Here’s an easy recipe for you: lentils and bulgur, cooked together in one pot, based on a dish that’s popular throughout the Middle East. It travels well and is still yummy days after it was made. It’s an earthy dish – hearty, filling, and cheap. It’s also a one-pot meal that needs minimal attention or prep work, which is useful if you, too, have decided to clean every FRACKING inch of your home and each item therein. No matter how unreasonable your plans or how troubled the world, this food comforts the wearied soul.
My version of this dish uses bulgur, which is the Syrian style, instead of the white rice that’s used in other countries. You can treat this as a side dish, or as a light lunch or supper.
Ingredients (serves four as main or eight as side dish):
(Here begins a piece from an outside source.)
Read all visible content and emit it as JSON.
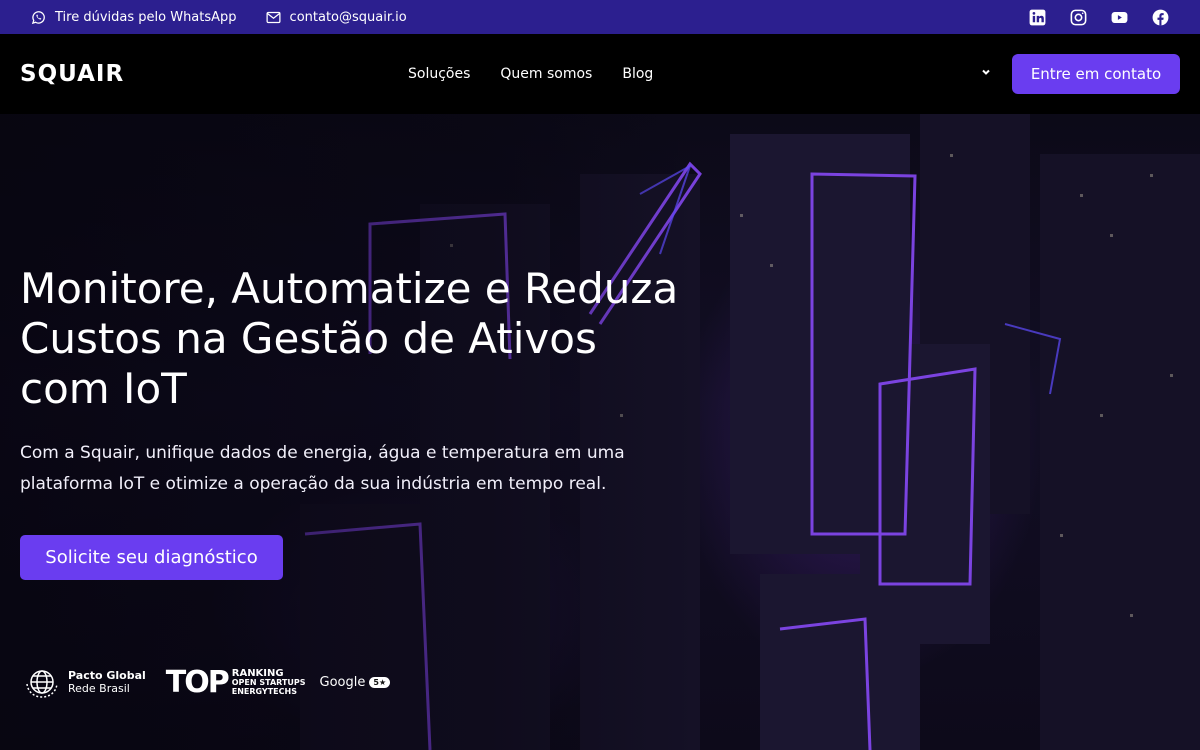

1 cup green lentils*
1 cup bulgur (medium or coarse, not extra-fine)
Water to cover by 2”
Glug of olive oil and pinches of sea salt
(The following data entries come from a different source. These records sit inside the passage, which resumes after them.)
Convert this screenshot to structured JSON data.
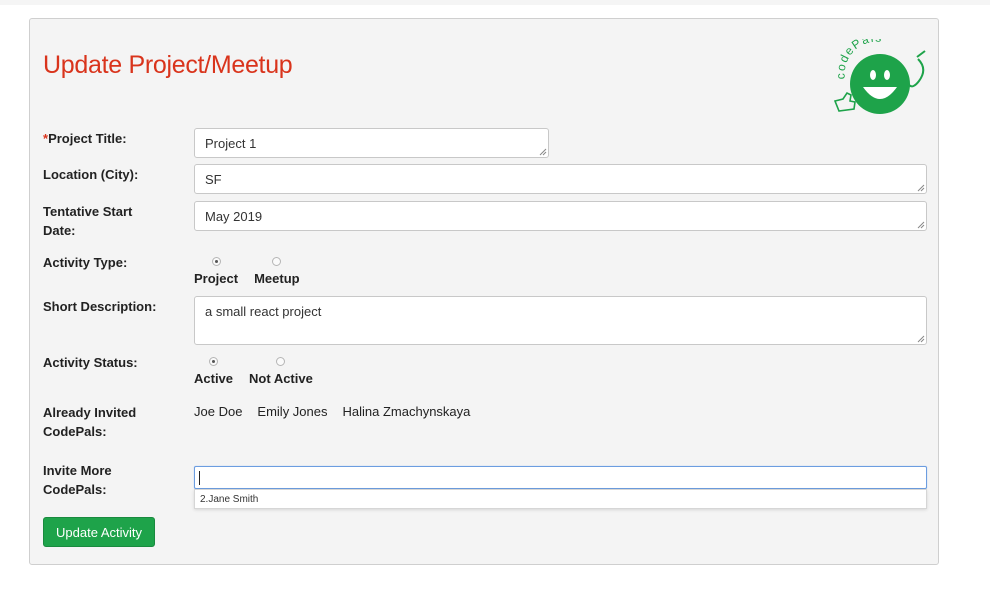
{
  "form": {
    "title": "Update Project/Meetup",
    "required_mark": "*",
    "labels": {
      "project_title": "Project Title:",
      "location": "Location (City):",
      "start_date_line1": "Tentative Start",
      "start_date_line2": "Date:",
      "activity_type": "Activity Type:",
      "short_description": "Short Description:",
      "activity_status": "Activity Status:",
      "already_invited_line1": "Already Invited",
      "already_invited_line2": "CodePals:",
      "invite_more_line1": "Invite More",
      "invite_more_line2": "CodePals:"
    },
    "values": {
      "project_title": "Project 1",
      "location": "SF",
      "start_date": "May 2019",
      "short_description": "a small react project",
      "invite_more": ""
    },
    "activity_type": {
      "options": [
        "Project",
        "Meetup"
      ],
      "selected": "Project"
    },
    "activity_status": {
      "options": [
        "Active",
        "Not Active"
      ],
      "selected": "Active"
    },
    "already_invited": [
      "Joe Doe",
      "Emily Jones",
      "Halina Zmachynskaya"
    ],
    "suggestions": [
      "2.Jane Smith"
    ],
    "submit_label": "Update Activity"
  },
  "logo": {
    "text": "codePals",
    "brand_color": "#1ea34a"
  },
  "colors": {
    "title": "#d9341c",
    "button": "#1ea34a",
    "focus_border": "#6c9de0"
  }
}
aromatics – green onions, parsley, cilantro, etc
sturdy veggies – celery, carrot, etc
garnishes – salted lemons, pickled turnips, caramelized onions
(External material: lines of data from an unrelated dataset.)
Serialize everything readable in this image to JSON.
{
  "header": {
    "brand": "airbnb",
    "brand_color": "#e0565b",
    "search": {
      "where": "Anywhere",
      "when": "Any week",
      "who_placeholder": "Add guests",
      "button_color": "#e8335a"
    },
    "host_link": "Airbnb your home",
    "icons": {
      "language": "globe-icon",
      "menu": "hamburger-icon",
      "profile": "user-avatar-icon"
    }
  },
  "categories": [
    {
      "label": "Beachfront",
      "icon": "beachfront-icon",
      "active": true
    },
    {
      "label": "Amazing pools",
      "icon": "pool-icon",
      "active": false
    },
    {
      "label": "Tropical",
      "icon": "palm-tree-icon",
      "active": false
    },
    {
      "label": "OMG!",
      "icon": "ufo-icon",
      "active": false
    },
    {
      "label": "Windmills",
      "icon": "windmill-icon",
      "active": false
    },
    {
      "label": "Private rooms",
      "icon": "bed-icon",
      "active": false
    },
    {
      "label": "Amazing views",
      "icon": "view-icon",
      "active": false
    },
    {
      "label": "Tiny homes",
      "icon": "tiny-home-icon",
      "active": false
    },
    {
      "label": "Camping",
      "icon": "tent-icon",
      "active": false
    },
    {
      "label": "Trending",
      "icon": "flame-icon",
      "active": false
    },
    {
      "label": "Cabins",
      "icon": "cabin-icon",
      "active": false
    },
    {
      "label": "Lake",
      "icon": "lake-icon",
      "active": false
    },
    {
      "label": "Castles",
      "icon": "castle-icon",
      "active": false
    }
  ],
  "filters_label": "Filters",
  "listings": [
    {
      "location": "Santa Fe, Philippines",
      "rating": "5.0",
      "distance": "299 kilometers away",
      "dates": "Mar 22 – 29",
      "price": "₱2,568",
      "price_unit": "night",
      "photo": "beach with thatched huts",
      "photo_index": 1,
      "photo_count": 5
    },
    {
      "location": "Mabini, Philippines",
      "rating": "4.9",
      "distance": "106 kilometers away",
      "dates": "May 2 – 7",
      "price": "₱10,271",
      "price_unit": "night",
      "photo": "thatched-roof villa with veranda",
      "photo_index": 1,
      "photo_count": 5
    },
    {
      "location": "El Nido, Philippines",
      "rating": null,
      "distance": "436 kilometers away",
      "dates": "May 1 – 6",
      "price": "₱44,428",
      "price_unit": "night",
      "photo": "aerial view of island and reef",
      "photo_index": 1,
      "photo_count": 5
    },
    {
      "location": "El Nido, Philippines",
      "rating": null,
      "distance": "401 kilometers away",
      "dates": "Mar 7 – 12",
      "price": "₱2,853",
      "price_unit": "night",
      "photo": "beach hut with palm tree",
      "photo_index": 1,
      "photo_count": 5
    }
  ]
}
Rinse lentils and put into a tall saucepan, adding approx’ly 2” of water to cover. Add a glug of olive oil and pinch or two of sea salt, and stir well. Bring to a boil, then simmer for 20 minutes, covered. Add bulgur, stir, bring to a boil, then turn off heat, cover, and let rest for 30 minutes. Taste to confirm that the bulgur is fully hydrated; if not, cover and let sit until it is. Empty the lentils and bulgur into a strainer set over a bowl, and let drain for a few minutes. Most of the water will have been absorbed, but whatever hasn’t will be the YUMMIEST stuff you’ve ever slurped. Save it for later or better yet, drink it in the moment.
Serve the well-drained lentils and bulgur in their unadorned rustic glory, or gussy the dish up (see ideas above and below). It’s mighty good either way, and equally good warm or at room temp. My latest batch included thinly sliced green onion tops, a few big spoonfuls of mint-parsley-cilantro fermented herb paste, a cup of thinly sliced celery stalks and heart, two thinly sliced salted lemon quarters, and the juice of two lemons. I nommed a big bowl of it last Wednesday in the midst of my cleaning mania and immediately felt less frazzled.
And with that and the fervent hope that you are as unfrazzled as possible on this All Hallows Eve, very fondly etc, your little munakins.
*In their recipe for mjadara (brown lentils and bulgur) in one of my fav cookbooks, Azzam and Mousawi’s Our Syria: recipes from Home, brown lentils are used instead of the green lentils that I prefer. If you want the lentils to get a little mushy, use brown lentils; for firmer lentils, use green.